Healthy cells grow and divide to form new cells as the body needs them. Usually, the body has the appropriate number of each type of cell. The body produces signals to control how much and how often cells divide. When cells grow old or become damaged, they die with a process called apoptosis and new cells take their place.
When cancer develops, however, this orderly process breaks down. Changes in the genetic code (DNA) of cells make them grow out of control. Cells with damaged DNA have the ability to escape apoptosis and survive. These cells then start dividing without stopping and may eventually form a tumor.
Picture obtained from: http://www.healthykarnataka.org/operational-guidelines/cancer-cervix/overview-of-cervical-carcinoma
In this figure, the division of normal cells is compared to the division of cells with damaged and uncontrolled DNA. This eventually leads to cancer initiation.
Many cancers form solid tumors, which are masses of tissue. Cancers of the blood, such as leukemia, generally do not form solid tumors.
Cancerous tumors are malignant, which means they can spread into or invade other tissues. They break off and travel to distant places in the body through the blood or the lymph system, where they form new tumors far from the original tumor.
Unlike malignant tumors, benign tumors do not spread into or invade other tissues. Benign tumors can sometimes be quite large, however. When removed, they usually don’t grow back, whereas malignant tumors sometimes do. Unlike most benign tumors elsewhere in the body, benign brain tumors can be life threatening.
A significant factor that allows the survival of cancerous cells is their ability to form new blood vessels, known as angiogenesis. Angiogenesis allows them to have their own supply of oxygen and nutrients necessary for their growth.
Most cancers are preventable
The World Health Organization estimates that up to 30-70% of cancers are preventable. Data from other official sources like the American Institute for Cancer Research (AICR), estimate that eating a healthful diet, being active and maintaining a healthful weight can prevent as many as 35-40% of cancers.

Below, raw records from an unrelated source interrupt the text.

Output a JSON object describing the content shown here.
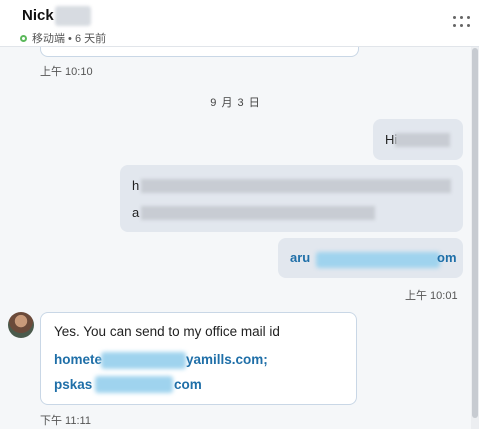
{
  "header": {
    "contact_name": "Nick",
    "status": "移动端 • 6 天前"
  },
  "messages": {
    "prev_time": "上午 10:10",
    "date_separator": "9 月 3 日",
    "out1_prefix": "Hi",
    "out2_line1_prefix": "h",
    "out2_line2_prefix": "a",
    "out3_link_prefix": "aru",
    "out3_link_suffix": "om",
    "out_time": "上午 10:01",
    "in_text": "Yes. You can send to my office mail id",
    "in_link1_prefix": "homete",
    "in_link1_suffix": "yamills.com;",
    "in_link2_prefix": "pskas",
    "in_link2_suffix": "com",
    "in_time": "下午 11:11"
  },
  "colors": {
    "link": "#1f6fa8",
    "outgoing_bubble": "#e2e7ee",
    "online": "#5bb85b"
  },
  "icons": {
    "menu": "more-vertical-dots-icon",
    "status": "online-status-icon"
  }
}
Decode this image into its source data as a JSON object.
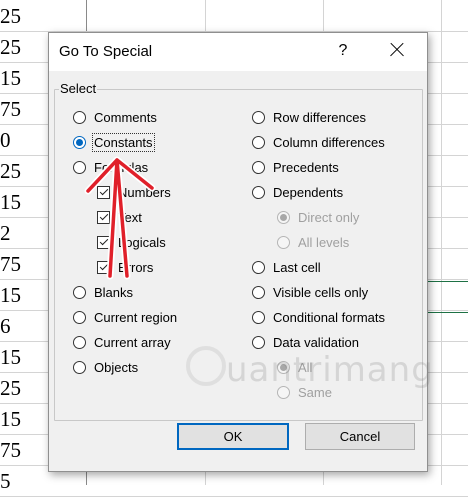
{
  "sheet": {
    "cells": [
      "25",
      "25",
      "15",
      "75",
      "0",
      "25",
      "15",
      "2",
      "75",
      "15",
      "6",
      "15",
      "25",
      "15",
      "75",
      "5"
    ]
  },
  "dialog": {
    "title": "Go To Special",
    "help_label": "?",
    "group_label": "Select",
    "left_options": [
      {
        "label": "Comments",
        "checked": false
      },
      {
        "label": "Constants",
        "checked": true
      },
      {
        "label": "Formulas",
        "checked": false
      }
    ],
    "formula_checks": [
      {
        "label": "Numbers",
        "checked": true
      },
      {
        "label": "Text",
        "checked": true
      },
      {
        "label": "Logicals",
        "checked": true
      },
      {
        "label": "Errors",
        "checked": true
      }
    ],
    "left_options_lower": [
      {
        "label": "Blanks"
      },
      {
        "label": "Current region"
      },
      {
        "label": "Current array"
      },
      {
        "label": "Objects"
      }
    ],
    "right_options": [
      {
        "label": "Row differences"
      },
      {
        "label": "Column differences"
      },
      {
        "label": "Precedents"
      },
      {
        "label": "Dependents"
      }
    ],
    "dependents_sub": [
      {
        "label": "Direct only",
        "checked": true
      },
      {
        "label": "All levels",
        "checked": false
      }
    ],
    "right_options_lower": [
      {
        "label": "Last cell"
      },
      {
        "label": "Visible cells only"
      },
      {
        "label": "Conditional formats"
      },
      {
        "label": "Data validation"
      }
    ],
    "validation_sub": [
      {
        "label": "All",
        "checked": true
      },
      {
        "label": "Same",
        "checked": false
      }
    ],
    "ok_label": "OK",
    "cancel_label": "Cancel"
  },
  "watermark": {
    "text": "uantrimang"
  },
  "colors": {
    "accent": "#0067c0",
    "arrow": "#e0202a",
    "dialog_bg": "#f0f0f0"
  }
}
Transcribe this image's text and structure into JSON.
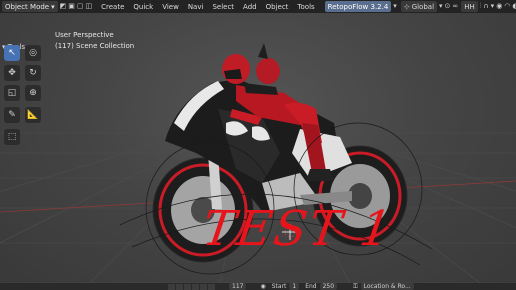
{
  "header": {
    "mode": "Object Mode",
    "menus": [
      "Create",
      "Quick",
      "View",
      "Navi",
      "Select",
      "Add",
      "Object",
      "Tools"
    ],
    "addon": "RetopoFlow 3.2.4",
    "orientation": "Global",
    "hh": "HH"
  },
  "toolbar": {
    "label": "Tools",
    "tools": [
      "select-box-tool",
      "cursor-tool",
      "move-tool",
      "rotate-tool",
      "scale-tool",
      "transform-tool",
      "annotate-tool",
      "measure-tool",
      "add-cube-tool"
    ]
  },
  "viewport": {
    "perspective": "User Perspective",
    "collection": "(117) Scene Collection",
    "overlay_text": "TEST 1"
  },
  "timeline": {
    "frame": "117",
    "start_label": "Start",
    "start": "1",
    "end_label": "End",
    "end": "250",
    "location_label": "Location & Ro..."
  },
  "colors": {
    "accent": "#4772b3",
    "overlay": "#e8141c",
    "bike_primary": "#1c1c1c",
    "bike_accent": "#d21e2a"
  }
}
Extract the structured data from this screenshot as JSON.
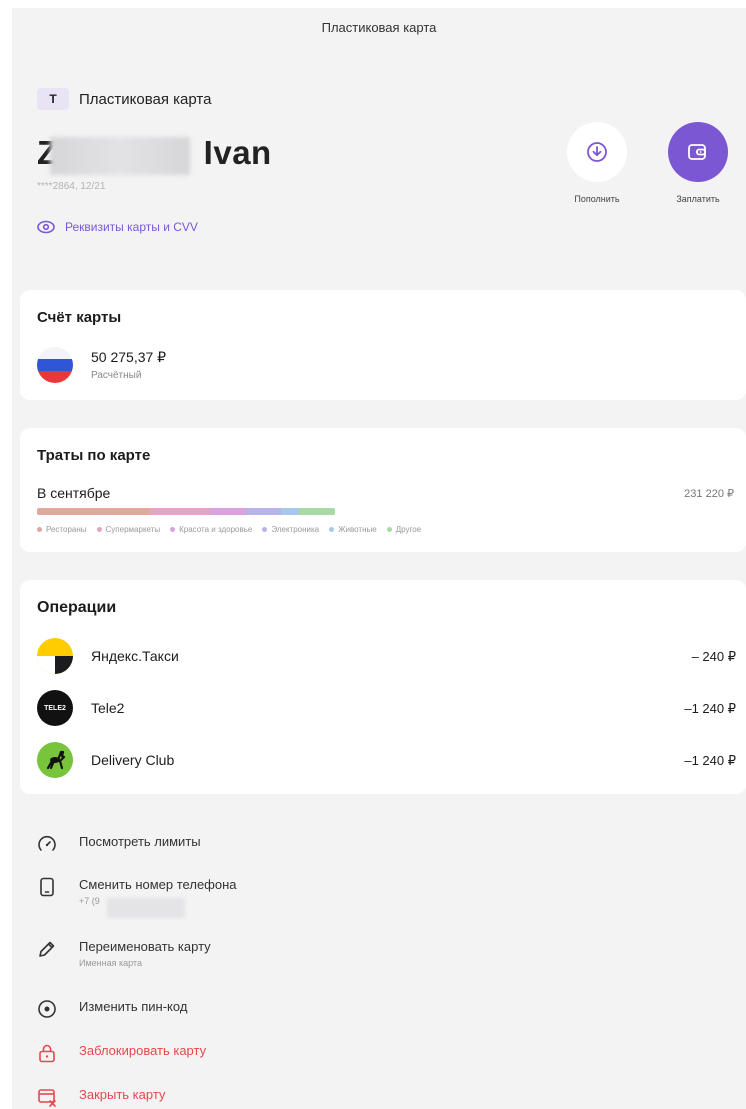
{
  "header": {
    "title": "Пластиковая карта"
  },
  "card": {
    "product_badge": "Т",
    "product_label": "Пластиковая карта",
    "name_initial": "Z",
    "name_suffix": "Ivan",
    "meta": "****2864, 12/21",
    "details_link": "Реквизиты карты и CVV"
  },
  "actions": [
    {
      "label": "Пополнить",
      "icon": "download-arrow-icon",
      "color": "#7b57d4"
    },
    {
      "label": "Заплатить",
      "icon": "wallet-icon",
      "color": "#7b57d4"
    }
  ],
  "account": {
    "title": "Счёт карты",
    "amount": "50 275,37 ₽",
    "type": "Расчётный",
    "icon": "russia-flag-icon"
  },
  "spending": {
    "title": "Траты по карте",
    "period": "В сентябре",
    "total": "231 220 ₽",
    "legend": [
      {
        "label": "Рестораны",
        "color": "#e3a89c",
        "share": 0.38
      },
      {
        "label": "Супермаркеты",
        "color": "#e8a3c4",
        "share": 0.2
      },
      {
        "label": "Красота и здоровье",
        "color": "#d9a1dd",
        "share": 0.12
      },
      {
        "label": "Электроника",
        "color": "#b6b4ea",
        "share": 0.12
      },
      {
        "label": "Животные",
        "color": "#a8c7ea",
        "share": 0.06
      },
      {
        "label": "Другое",
        "color": "#a9d9a6",
        "share": 0.12
      }
    ]
  },
  "operations": {
    "title": "Операции",
    "items": [
      {
        "name": "Яндекс.Такси",
        "amount": "– 240 ₽",
        "icon": "yandex-taxi-logo-icon"
      },
      {
        "name": "Tele2",
        "amount": "–1 240 ₽",
        "icon": "tele2-logo-icon",
        "logo_text": "TELE2"
      },
      {
        "name": "Delivery Club",
        "amount": "–1 240 ₽",
        "icon": "delivery-club-logo-icon"
      }
    ]
  },
  "menu": [
    {
      "label": "Посмотреть лимиты",
      "icon": "speedometer-icon"
    },
    {
      "label": "Сменить номер телефона",
      "sub": "+7 (9",
      "icon": "phone-icon"
    },
    {
      "label": "Переименовать карту",
      "sub": "Именная карта",
      "icon": "pencil-icon"
    },
    {
      "label": "Изменить пин-код",
      "icon": "pin-dot-icon"
    },
    {
      "label": "Заблокировать карту",
      "icon": "lock-icon",
      "danger": true
    },
    {
      "label": "Закрыть карту",
      "icon": "close-card-icon",
      "danger": true
    }
  ],
  "colors": {
    "accent": "#7b57d4",
    "danger": "#e5484d",
    "background": "#f3f3f4"
  }
}
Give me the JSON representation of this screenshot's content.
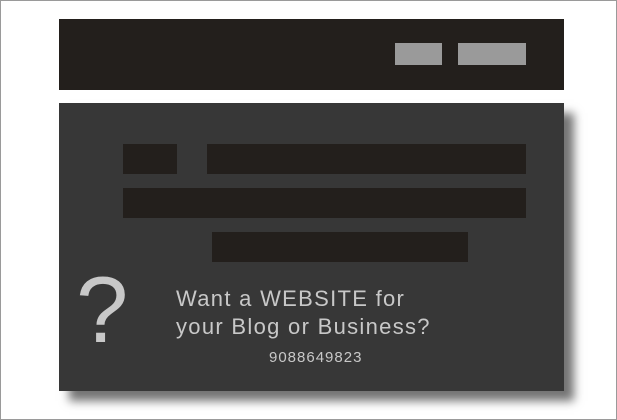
{
  "promo": {
    "question_glyph": "?",
    "headline_line1": "Want a WEBSITE for",
    "headline_line2": "your Blog or Business?",
    "phone": "9088649823"
  },
  "colors": {
    "background": "#ffffff",
    "dark_bar": "#231f1c",
    "panel": "#373737",
    "placeholder_button": "#9a9a9a",
    "text": "#c8c8c8"
  }
}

The AICR suggests diet, weight and physical activity as the 3 cornerstones of cancer prevention and advises people: